Courthouse News also says that Mr. Biro alleges that Artinfo reported a story that read: “Biro was part of a family of art forgers, and that he had been planting the forensic evidence into the questionable works himself.” A Google search for that phrase yields only one result: the Courthouse News article. A search for Mr. Biro on Artinfo did bring up an article about The New Yorker story in July.
As for Gawker: on its Gizmodo tech blog, an article read:
“This is Peter Paul Biro. Depending on who you ask, he’s either using fingerprinting, forensic science, and state of the art spectral cameras to uncover lost art masterpieces, or using that same technology to manufacture them… Just like the art he works with, it’s hard to pin down the true story behind Peter Paul Biro. But as shown in the New Yorker piece (which you should really read in full), Biro’s complicated cameras and forensic techniques have only introduced a new layer of uncertainty to the hazier corners of art history.”
That article is a pretty straight case of re-blogging. It’s opinionated, but mostly about the article in question and not the subject of that article (and it does not assume Mr. Grann is correct, claiming instead that “the true story” is “hard to pin down”).
We won’t get into the details of New York’s defamation laws and standards of negligence, but we will pose a question: are blogs that sounded off about Mr. Grann’s article implicated in the alleged defamation for circulating the information another reporter reported?

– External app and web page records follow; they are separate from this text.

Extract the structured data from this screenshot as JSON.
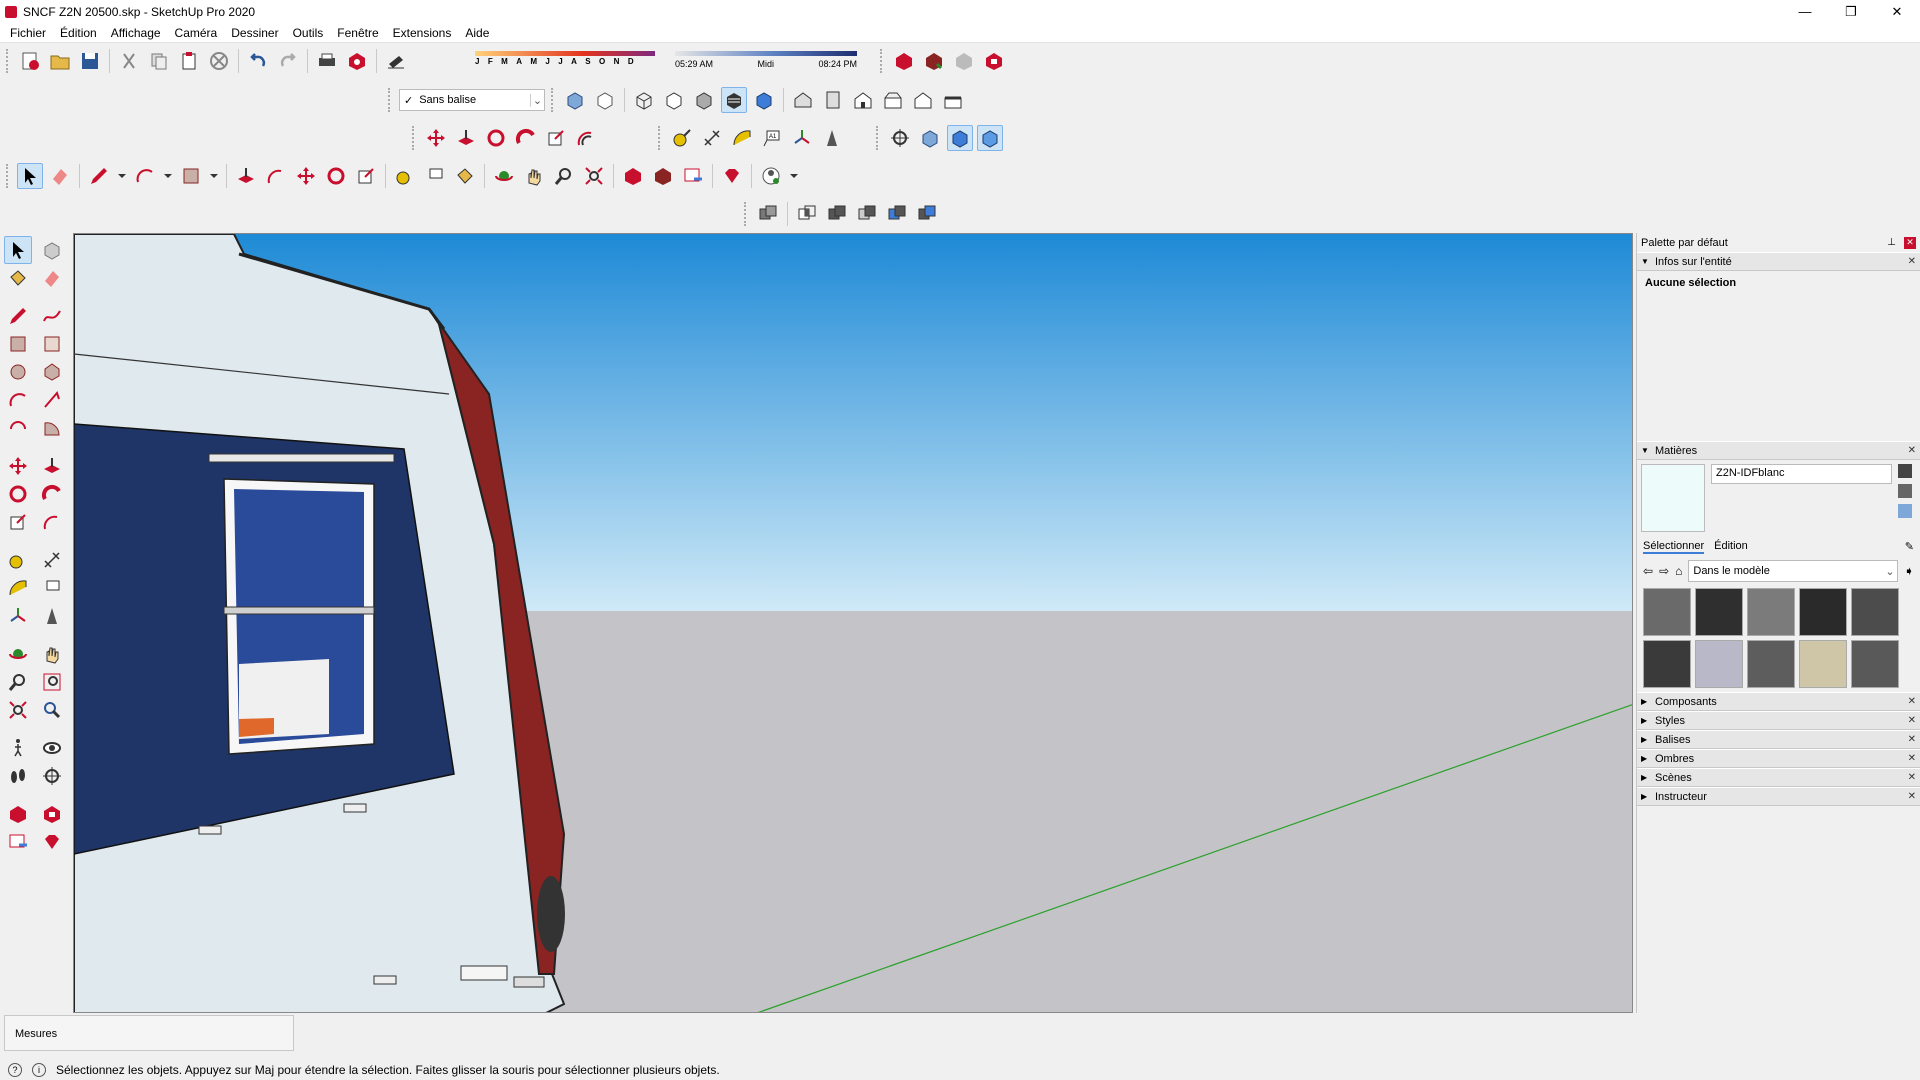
{
  "window": {
    "title": "SNCF Z2N 20500.skp - SketchUp Pro 2020",
    "minimize": "—",
    "maximize": "❐",
    "close": "✕"
  },
  "menu": [
    "Fichier",
    "Édition",
    "Affichage",
    "Caméra",
    "Dessiner",
    "Outils",
    "Fenêtre",
    "Extensions",
    "Aide"
  ],
  "tag_dropdown": {
    "check": "✓",
    "value": "Sans balise"
  },
  "shadow_months": [
    "J",
    "F",
    "M",
    "A",
    "M",
    "J",
    "J",
    "A",
    "S",
    "O",
    "N",
    "D"
  ],
  "shadow_time": {
    "start": "05:29 AM",
    "mid": "Midi",
    "end": "08:24 PM"
  },
  "panel": {
    "title": "Palette par défaut",
    "entity": {
      "header": "Infos sur l'entité",
      "body": "Aucune sélection"
    },
    "materials": {
      "header": "Matières",
      "current_name": "Z2N-IDFblanc",
      "tab_select": "Sélectionner",
      "tab_edit": "Édition",
      "collection": "Dans le modèle",
      "swatches": [
        "#6a6a6a",
        "#2f2f2f",
        "#7b7b7b",
        "#2a2a2a",
        "#4c4c4c",
        "#3a3a3a",
        "#b8b8c8",
        "#5d5d5d",
        "#cfc6a8",
        "#595959"
      ],
      "preview_color": "#eefbfb"
    },
    "collapsed": [
      "Composants",
      "Styles",
      "Balises",
      "Ombres",
      "Scènes",
      "Instructeur"
    ]
  },
  "status": {
    "measures_label": "Mesures",
    "hint": "Sélectionnez les objets. Appuyez sur Maj pour étendre la sélection. Faites glisser la souris pour sélectionner plusieurs objets."
  },
  "colors": {
    "accent": "#3d7dd8",
    "sky_top": "#1e8ad6",
    "sky_bottom": "#cfe9f7",
    "ground": "#c4c4c8",
    "train_blue": "#1f3467",
    "train_red": "#8a2423",
    "train_body": "#dfe9ee"
  }
}
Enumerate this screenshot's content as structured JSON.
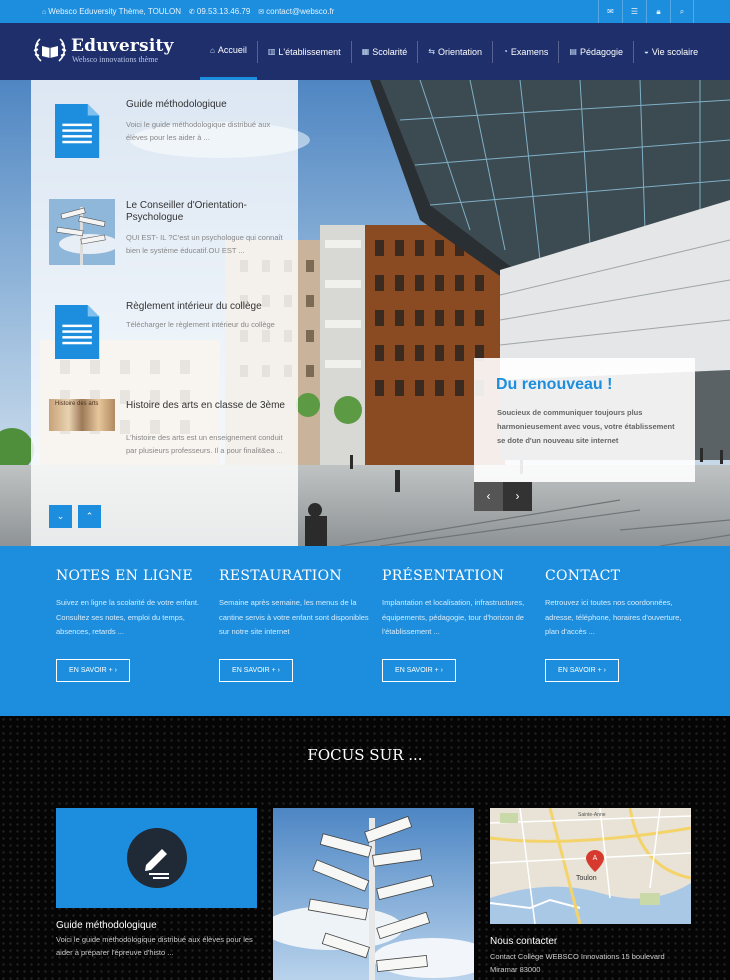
{
  "topbar": {
    "org": "Websco Eduversity Thème, TOULON",
    "phone": "09.53.13.46.79",
    "email": "contact@websco.fr",
    "icons": [
      "mail-icon",
      "rss-icon",
      "lock-icon",
      "search-icon"
    ]
  },
  "header": {
    "brand_name": "Eduversity",
    "brand_tagline": "Websco innovations thème",
    "nav": [
      {
        "label": "Accueil",
        "icon": "home-icon"
      },
      {
        "label": "L'établissement",
        "icon": "building-icon"
      },
      {
        "label": "Scolarité",
        "icon": "school-icon"
      },
      {
        "label": "Orientation",
        "icon": "signpost-icon"
      },
      {
        "label": "Examens",
        "icon": "exam-icon"
      },
      {
        "label": "Pédagogie",
        "icon": "books-icon"
      },
      {
        "label": "Vie scolaire",
        "icon": "student-life-icon"
      }
    ]
  },
  "hero": {
    "cards": [
      {
        "title": "Guide méthodologique",
        "desc": "Voici le guide méthodologique distribué aux élèves pour les aider à ..."
      },
      {
        "title": "Le Conseiller d'Orientation-Psychologue",
        "desc": "QUI EST- IL ?C'est un psychologue qui connaît bien le système éducatif.OU EST ..."
      },
      {
        "title": "Règlement intérieur du collège",
        "desc": "Télécharger le règlement intérieur du collège"
      },
      {
        "title": "Histoire des arts en classe de 3ème",
        "desc": "L'histoire des arts est un enseignement conduit par plusieurs professeurs. Il a pour finalit&ea ..."
      }
    ],
    "card4_thumb_caption": "Histoire des arts",
    "promo": {
      "title": "Du renouveau !",
      "text": "Soucieux de communiquer toujours plus harmonieusement avec vous, votre établissement se dote d'un nouveau site internet"
    }
  },
  "band": {
    "columns": [
      {
        "title": "NOTES EN LIGNE",
        "desc": "Suivez en ligne la scolarité de votre enfant. Consultez ses notes, emploi du temps, absences, retards ...",
        "button": "EN SAVOIR +"
      },
      {
        "title": "RESTAURATION",
        "desc": "Semaine après semaine, les menus de la cantine servis à votre enfant sont disponibles sur notre site internet",
        "button": "EN SAVOIR +"
      },
      {
        "title": "PRÉSENTATION",
        "desc": "Implantation et localisation, infrastructures, équipements, pédagogie, tour d'horizon de l'établissement ...",
        "button": "EN SAVOIR +"
      },
      {
        "title": "CONTACT",
        "desc": "Retrouvez ici toutes nos coordonnées, adresse, téléphone, horaires d'ouverture, plan d'accès ...",
        "button": "EN SAVOIR +"
      }
    ]
  },
  "focus": {
    "title": "FOCUS SUR ...",
    "cards": [
      {
        "title": "Guide méthodologique",
        "desc": "Voici le guide méthodologique distribué aux élèves pour les aider à préparer l'épreuve d'histo ..."
      },
      {
        "title": "",
        "desc": ""
      },
      {
        "title": "Nous contacter",
        "desc": "Contact Collège WEBSCO Innovations 15 boulevard Miramar 83000"
      }
    ],
    "map_labels": [
      "Toulon",
      "Sainte-Anne"
    ]
  },
  "colors": {
    "accent": "#1d8ede",
    "header_bg": "#1e2f6c",
    "promo_title": "#1d8ede",
    "focus_bg": "#050505"
  }
}
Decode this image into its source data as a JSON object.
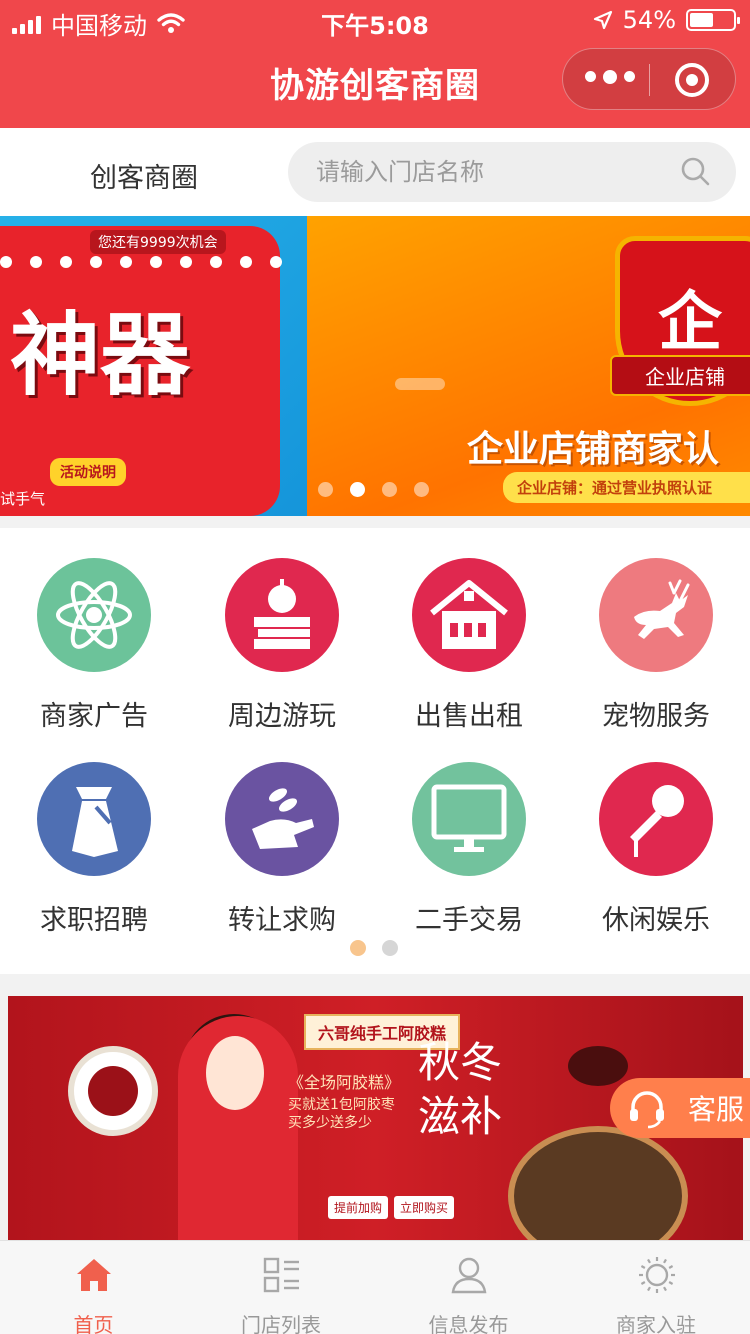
{
  "status_bar": {
    "carrier": "中国移动",
    "time": "下午5:08",
    "battery": "54%",
    "battery_level": 0.54
  },
  "nav": {
    "title": "协游创客商圈"
  },
  "search_row": {
    "brand": "创客商圈",
    "placeholder": "请输入门店名称"
  },
  "banner": {
    "slide_a": {
      "chance_text": "您还有9999次机会",
      "big_text": "神器",
      "pill": "活动说明",
      "lucky": "试手气"
    },
    "slide_b": {
      "badge_char": "企",
      "badge_label": "企业店铺",
      "headline": "企业店铺商家认",
      "sub": "企业店铺：通过营业执照认证"
    },
    "active_dot": 2,
    "dot_count": 4
  },
  "menu": {
    "items": [
      {
        "label": "商家广告",
        "color": "#6cc39a",
        "icon": "atom-icon"
      },
      {
        "label": "周边游玩",
        "color": "#e0284f",
        "icon": "apple-books-icon"
      },
      {
        "label": "出售出租",
        "color": "#e0284f",
        "icon": "house-icon"
      },
      {
        "label": "宠物服务",
        "color": "#ee7a7f",
        "icon": "deer-icon"
      },
      {
        "label": "求职招聘",
        "color": "#4f6fb3",
        "icon": "tie-icon"
      },
      {
        "label": "转让求购",
        "color": "#6a53a1",
        "icon": "hand-coins-icon"
      },
      {
        "label": "二手交易",
        "color": "#72c29d",
        "icon": "monitor-icon"
      },
      {
        "label": "休闲娱乐",
        "color": "#e0284f",
        "icon": "microphone-icon"
      }
    ],
    "page": 1,
    "page_count": 2
  },
  "ad": {
    "title": "六哥纯手工阿胶糕",
    "promo_heading": "《全场阿胶糕》",
    "promo_line1": "买就送1包阿胶枣",
    "promo_line2": "买多少送多少",
    "calligraphy": "秋冬滋补",
    "button1": "提前加购",
    "button2": "立即购买"
  },
  "service": {
    "label": "客服"
  },
  "tabbar": {
    "tabs": [
      {
        "label": "首页",
        "icon": "home-icon",
        "active": true
      },
      {
        "label": "门店列表",
        "icon": "list-icon",
        "active": false
      },
      {
        "label": "信息发布",
        "icon": "user-icon",
        "active": false
      },
      {
        "label": "商家入驻",
        "icon": "sun-icon",
        "active": false
      }
    ]
  },
  "colors": {
    "brand_red": "#f0474b",
    "tab_active": "#f0604d",
    "service_orange": "#ff7f4c",
    "pager_active": "#f8c58d"
  }
}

[UPDATE]: Regarding the phrase allegedly published in Artinfo that we could not find online, according to court documents, which are available here, Mr. Biro’s libel suit against the web site is regarding an interview conducted back in September:
“On or about September 16, 2011, defendant Louise Blouin Media published on its internet website the following exchange with one Noah Charney:
What do you think about DNA Security where a DNA Security Marker links art object with provenance documentation to provide authentication?
This sounds great in principle, but the dangers of such technological authentication systems were brilliantly exposed in a recent New Yorker article called ‘Mark of a Masterpiece’ by David Grann. It was the story of Peter Paul Biro, who began as a forensic science hero, discovering DNA and fingerprints of famous artists in questionable works (most famously a purported Jackson Pollock bought at a tag sale). But it was later shown that Biro was part of a family of artforgers, and that he had been planting the forensic evidence into the questionable works himself.”
The court documents claim that “the last sentence is false and defamatory.” The documents also claim a request to remove the exchange (it does not mention with whom Mr. Charney was talking with) was sent to Artinfo on September 21, 2011. According to the documents, the “exchange remained on ArtInfo’s website for approximately one month after plaintiff’s demand.”